Takada fires up with a series of kicks, a backdrop and a grapevine toe hold. Mutoh’s in big trouble here. He finds the ropes. Takada breaks the hold and then assaults Mutoh with a barrage of kicks. Mutoh’s down and the referee’s counting. He fights his way back up to be met with a kick. He catches the followup and takes Takada down with a dragon screw. Now seems like an opportune time for the figure four leglock and he gets it in. Adrenaline’s pumping for Mutoh who’s giving the hold all he’s got. Takada’s hunting for the ropes and eventually gets there. He rises and Mutoh goes back to the leg trying to get a takedown. He gets Takada down with another dragon screw and then goes back to the figure four. Takada’s figured it out though and through it, grabs the toe hold from earlier. To the ropes.
Takada to the corner and Mutoh on offence, going for this dragon screw again perhaps. Again Takada’s figured him out – gets a few knees in and takes mutoh fown with a judo throw. Perfect position for the cross armbreaker, perfect position for Mutoh to roll to the ropes. Mutoh back the leg, met with the knee again. Taken down with a few kicks and Takada’s back to the cross armbar. Mutoh’s done. The winner and 18th IWGP Heavyweight Champion in 17 and 51, Nobuhiko Takada.
New Japan may have won the night on points, but Takada won the prize. Post-match Takada calls out Hashimoto who has been watching from ringside and the two are nose to nose. The tension is real here as UWFi guys and NJPW guys surround them. They separate and Takada is carried on the shoulders of his boys. A taped up Antonio Inoki is in the ring, calls Takada back for a congratulatory handshake before the new champ and co. head to the back. Inoki is left to close the show and send the crowd home on a high after watching the invaders leave victorious.

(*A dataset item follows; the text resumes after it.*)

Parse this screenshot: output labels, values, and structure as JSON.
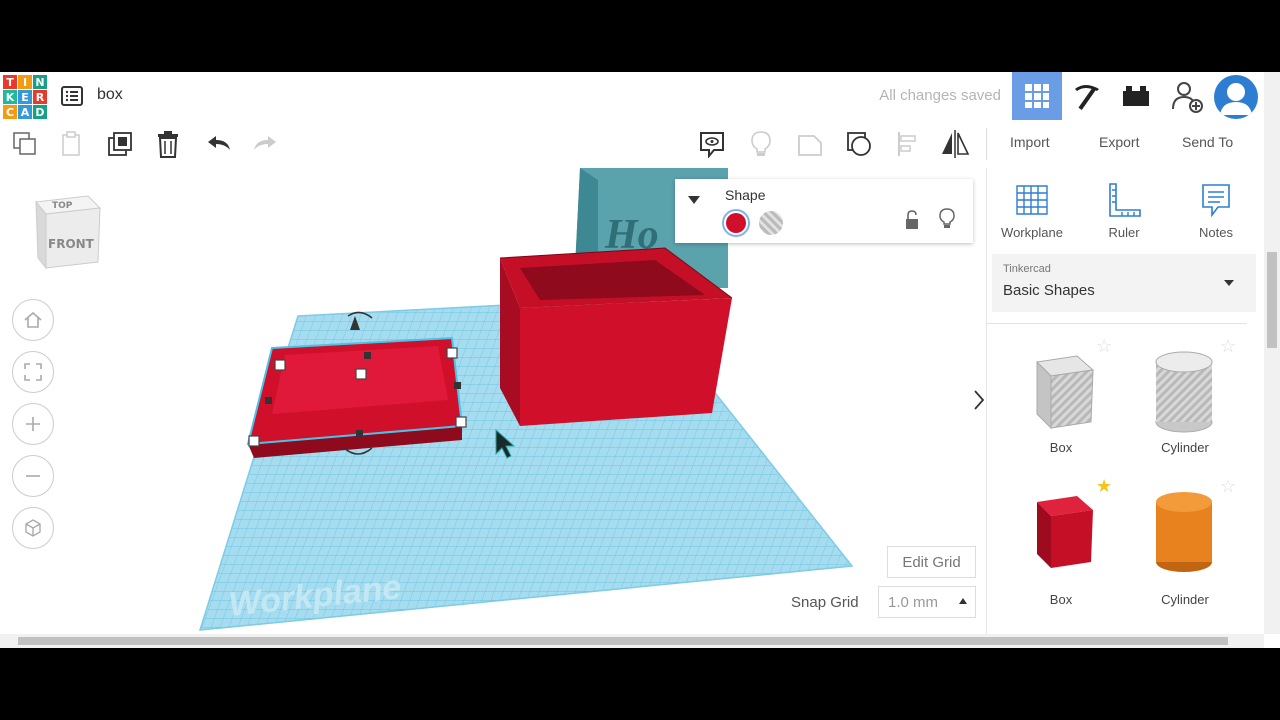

As mentioned in the 1994 article, the Takada/Hashimoto follow up to this in April is amazing. http://njpwworld.com/p/s_series_00143_1_1
The crowd was electric throughout the match and the atmosphere around the event spectacular. The three Tokyo Dome events that this program spanned each drew 64,000+, including 67,000 in October 1995 to set the record as the largest crowd (and gate) in puroresu history at the time. The success of the program inspired a similar invasion in the U.S. I am talking of course, about the New World Order.